Pam Edstrom, 71, partner and co-founder of WE Communications, who was “the commanding voice behind Microsoft’s story” as it grew into a software giant, died March 28 after a four-month battle with cancer.
That summary of her role with Microsoft was made by The Seattle Times in an obit by Rachel Lerman, who noted that Edstrom was Microsoft’s first PR director before joining with Melissa Waggener Zorkin to launch Waggener Edstrom Communications in 1983.
WE was the third largest firm in last year's O’Dwyer rankings with $98.7 million in net fees and 645 employees. It did not take part in the rankings released this year.
Edstrom had worked with Zorkin when they both at Tektronix, Portland tech firm. Zorkin then persuaded Edstrom to join her and leave her job as PR director of Microsoft.
A presentation by the four-person Zorkin firm to Microsoft co-founder Bill Gates, at which Edstrom was present, convinced Edstrom to join the firm.
Edstrom Saw Future
Frank X. Shaw, Microsoft’s VP of corporate communications and former president of WE Communications, told the Seattle Times that Edstrom was always thinking ahead, seeking out what would come next. “Pam was just a really creative, energetic, idea machine,” he said.
John Markoff, who covered Edstrom as a reporter for InfoWorld and who later joined The New York Times, working more than 30 years with Edstrom, told the Seattle Times, “She was the architect, she created the image for Microsoft.”
Edstrom believed in bringing reporters in and giving them a sense of the company and its executives, rather than the typical Silicon Valley PR strategy of the time, which was to keep a polite distance, said, Markoff. “She saw reporters as her customers.”
About 20 members of the national media once visited the Gates’ family retreat near Hood Canal and spent a weekend with him.

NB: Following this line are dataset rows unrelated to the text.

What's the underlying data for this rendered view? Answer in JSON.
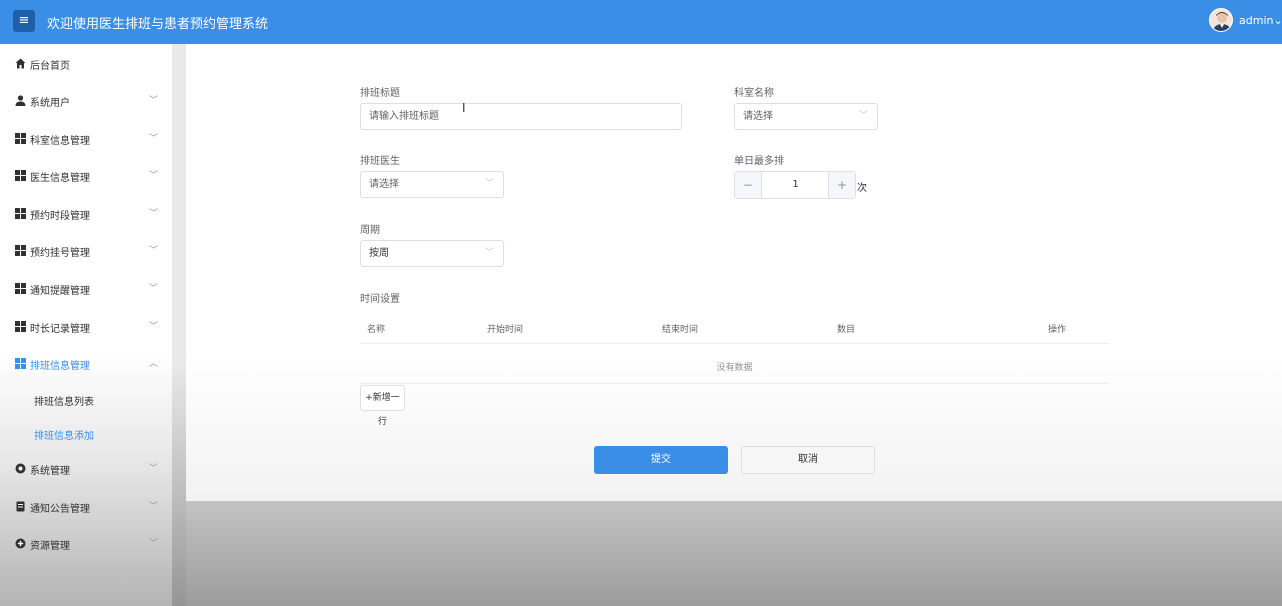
{
  "header": {
    "title": "欢迎使用医生排班与患者预约管理系统",
    "menu_icon": "hamburger-icon",
    "user": "admin",
    "user_chevron": "⌄"
  },
  "sidebar": {
    "items": [
      {
        "label": "后台首页",
        "icon": "home-icon"
      },
      {
        "label": "系统用户",
        "icon": "user-icon"
      },
      {
        "label": "科室信息管理",
        "icon": "grid-icon"
      },
      {
        "label": "医生信息管理",
        "icon": "grid-icon"
      },
      {
        "label": "预约时段管理",
        "icon": "grid-icon"
      },
      {
        "label": "预约挂号管理",
        "icon": "grid-icon"
      },
      {
        "label": "通知提醒管理",
        "icon": "grid-icon"
      },
      {
        "label": "时长记录管理",
        "icon": "grid-icon"
      },
      {
        "label": "排班信息管理",
        "icon": "grid-icon"
      },
      {
        "label": "系统管理",
        "icon": "gear-icon"
      },
      {
        "label": "通知公告管理",
        "icon": "document-icon"
      },
      {
        "label": "资源管理",
        "icon": "plus-circle-icon"
      }
    ],
    "sub_items": [
      {
        "label": "排班信息列表"
      },
      {
        "label": "排班信息添加"
      }
    ]
  },
  "form": {
    "title_label": "排班标题",
    "title_placeholder": "请输入排班标题",
    "dept_label": "科室名称",
    "dept_value": "请选择",
    "doctor_label": "排班医生",
    "doctor_value": "请选择",
    "max_label": "单日最多排",
    "max_value": "1",
    "max_unit": "次",
    "minus": "−",
    "plus": "+",
    "cycle_label": "周期",
    "cycle_value": "按周",
    "time_label": "时间设置"
  },
  "table": {
    "columns": [
      "名称",
      "开始时间",
      "结束时间",
      "数目",
      "操作"
    ],
    "empty_text": "没有数据",
    "add_row": "+新增一行"
  },
  "buttons": {
    "submit": "提交",
    "cancel": "取消"
  },
  "colors": {
    "accent": "#3a8ee6",
    "header_bg": "#3a8ee6"
  }
}
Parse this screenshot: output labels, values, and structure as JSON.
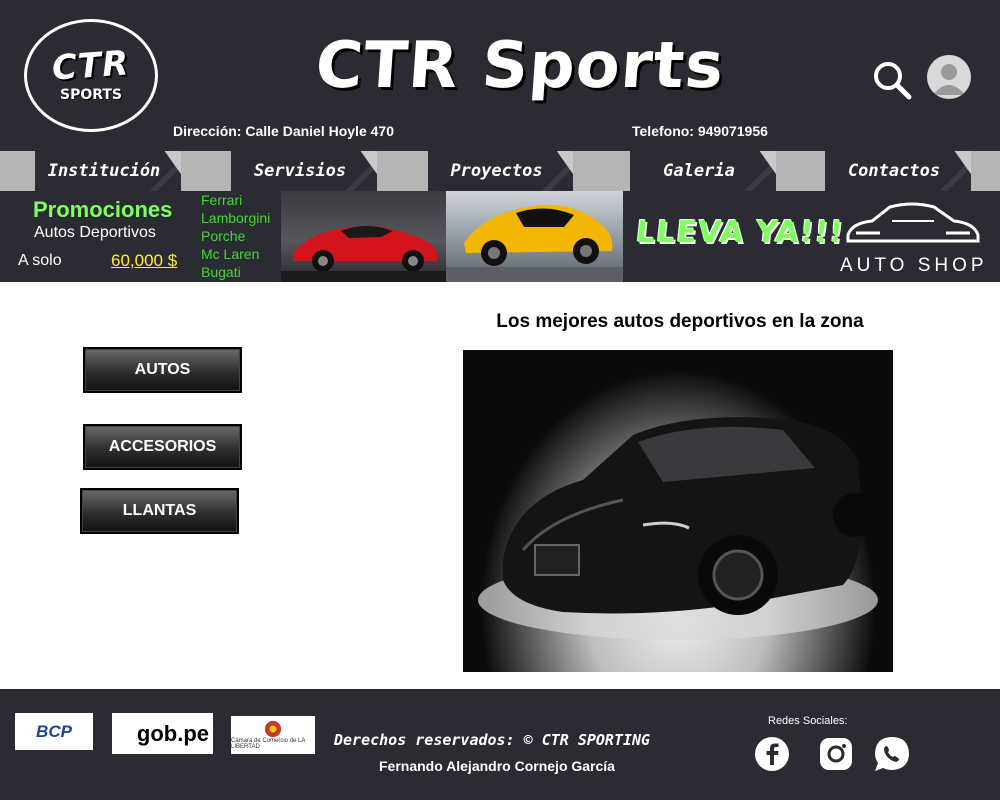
{
  "header": {
    "logo_main": "CTR",
    "logo_sub": "SPORTS",
    "title": "CTR Sports",
    "address": "Dirección: Calle Daniel Hoyle 470",
    "phone": "Telefono: 949071956"
  },
  "nav": {
    "items": [
      {
        "label": "Institución"
      },
      {
        "label": "Servisios"
      },
      {
        "label": "Proyectos"
      },
      {
        "label": "Galeria"
      },
      {
        "label": "Contactos"
      }
    ]
  },
  "banner": {
    "promo_title": "Promociones",
    "promo_subtitle": "Autos Deportivos",
    "price_prefix": "A solo",
    "price": "60,000 $",
    "brands": [
      "Ferrari",
      "Lamborgini",
      "Porche",
      "Mc Laren",
      "Bugati"
    ],
    "cta": "LLEVA YA!!!",
    "shop_name": "AUTO SHOP"
  },
  "sidebar": {
    "buttons": [
      {
        "label": "AUTOS"
      },
      {
        "label": "ACCESORIOS"
      },
      {
        "label": "LLANTAS"
      }
    ]
  },
  "main": {
    "heading": "Los mejores autos deportivos en la zona"
  },
  "footer": {
    "logos": [
      "BCP",
      "gob.pe",
      "Cámara de Comercio de LA LIBERTAD"
    ],
    "rights": "Derechos reservados: © CTR SPORTING",
    "author": "Fernando Alejandro Cornejo García",
    "social_label": "Redes Sociales:",
    "social": [
      "facebook-icon",
      "instagram-icon",
      "whatsapp-icon"
    ]
  },
  "colors": {
    "dark": "#2b2c33",
    "nav_gap": "#b5b5b5",
    "promo_green": "#7dff5c",
    "price_yellow": "#ffeb3b"
  }
}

Surviving are her husband, Joseph Lamberton; daughter Jennifer Edstrom; stepchildren Suzanne Goodman, Todd Lamberton, Bryan Lamberton, Greg Lamberton and their spouses, and her seven grandchildren.